- Problem -
For the data that follows, state how many lines hold the string "VMOBACKUP", giving the number by itself.

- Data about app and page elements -
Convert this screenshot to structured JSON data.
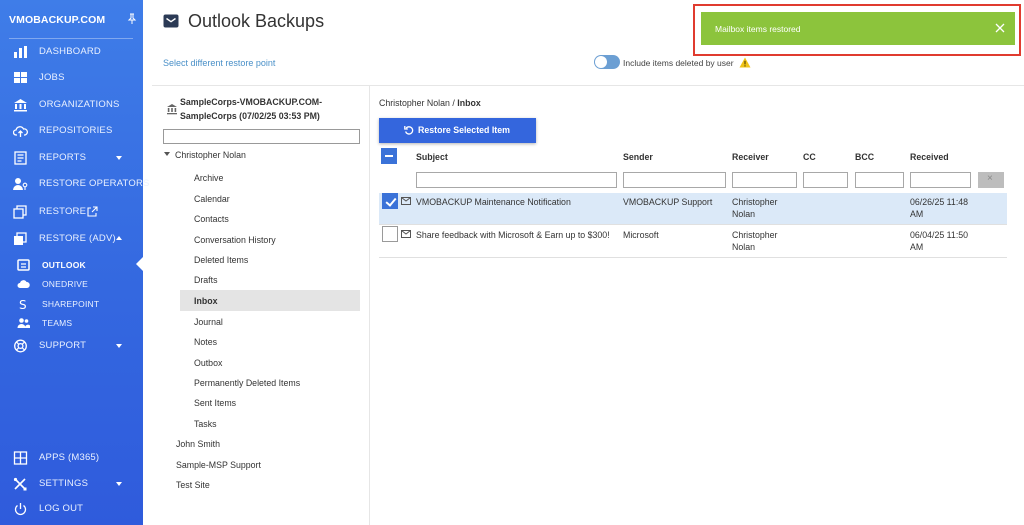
{
  "sidebar": {
    "brand": "VMOBACKUP.COM",
    "items": [
      {
        "label": "DASHBOARD"
      },
      {
        "label": "JOBS"
      },
      {
        "label": "ORGANIZATIONS"
      },
      {
        "label": "REPOSITORIES"
      },
      {
        "label": "REPORTS"
      },
      {
        "label": "RESTORE OPERATORS"
      },
      {
        "label": "RESTORE"
      },
      {
        "label": "RESTORE (ADV)"
      },
      {
        "label": "SUPPORT"
      }
    ],
    "sub_items": [
      {
        "label": "OUTLOOK"
      },
      {
        "label": "ONEDRIVE"
      },
      {
        "label": "SHAREPOINT"
      },
      {
        "label": "TEAMS"
      }
    ],
    "bottom_items": [
      {
        "label": "APPS (M365)"
      },
      {
        "label": "SETTINGS"
      },
      {
        "label": "LOG OUT"
      }
    ]
  },
  "header": {
    "title": "Outlook Backups",
    "restore_point_link": "Select different restore point",
    "include_deleted_label": "Include items deleted by user"
  },
  "toast": {
    "message": "Mailbox items restored"
  },
  "tree": {
    "source_line1": "SampleCorps-VMOBACKUP.COM-",
    "source_line2": "SampleCorps (07/02/25 03:53 PM)",
    "user": "Christopher Nolan",
    "folders": [
      "Archive",
      "Calendar",
      "Contacts",
      "Conversation History",
      "Deleted Items",
      "Drafts",
      "Inbox",
      "Journal",
      "Notes",
      "Outbox",
      "Permanently Deleted Items",
      "Sent Items",
      "Tasks"
    ],
    "other_users": [
      "John Smith",
      "Sample-MSP Support",
      "Test Site"
    ]
  },
  "grid": {
    "breadcrumb_user": "Christopher Nolan",
    "breadcrumb_sep": " / ",
    "breadcrumb_folder": "Inbox",
    "restore_button": "Restore Selected Item",
    "columns": [
      "Subject",
      "Sender",
      "Receiver",
      "CC",
      "BCC",
      "Received"
    ],
    "rows": [
      {
        "subject": "VMOBACKUP Maintenance Notification",
        "sender": "VMOBACKUP Support",
        "receiver_1": "Christopher",
        "receiver_2": "Nolan",
        "received_1": "06/26/25 11:48",
        "received_2": "AM"
      },
      {
        "subject": "Share feedback with Microsoft & Earn up to $300!",
        "sender": "Microsoft",
        "receiver_1": "Christopher",
        "receiver_2": "Nolan",
        "received_1": "06/04/25 11:50",
        "received_2": "AM"
      }
    ]
  },
  "colors": {
    "sidebar": "#3468e0",
    "accent": "#3466dd",
    "toast": "#8cc43c",
    "highlight_frame": "#e03b2f",
    "row_selected": "#dbe9f8"
  }
}
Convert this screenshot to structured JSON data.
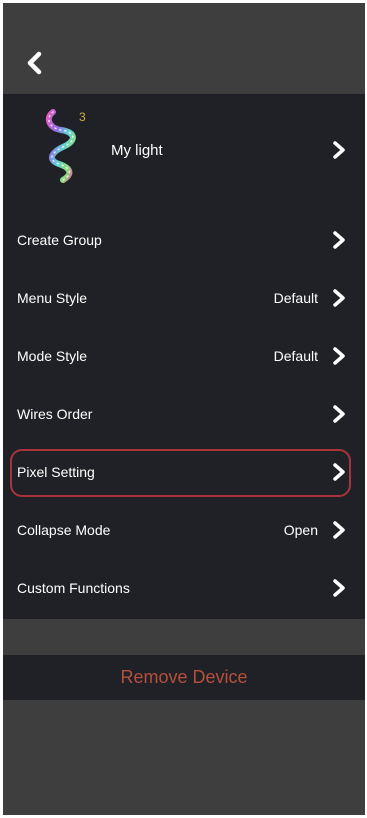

- Exercise result -
4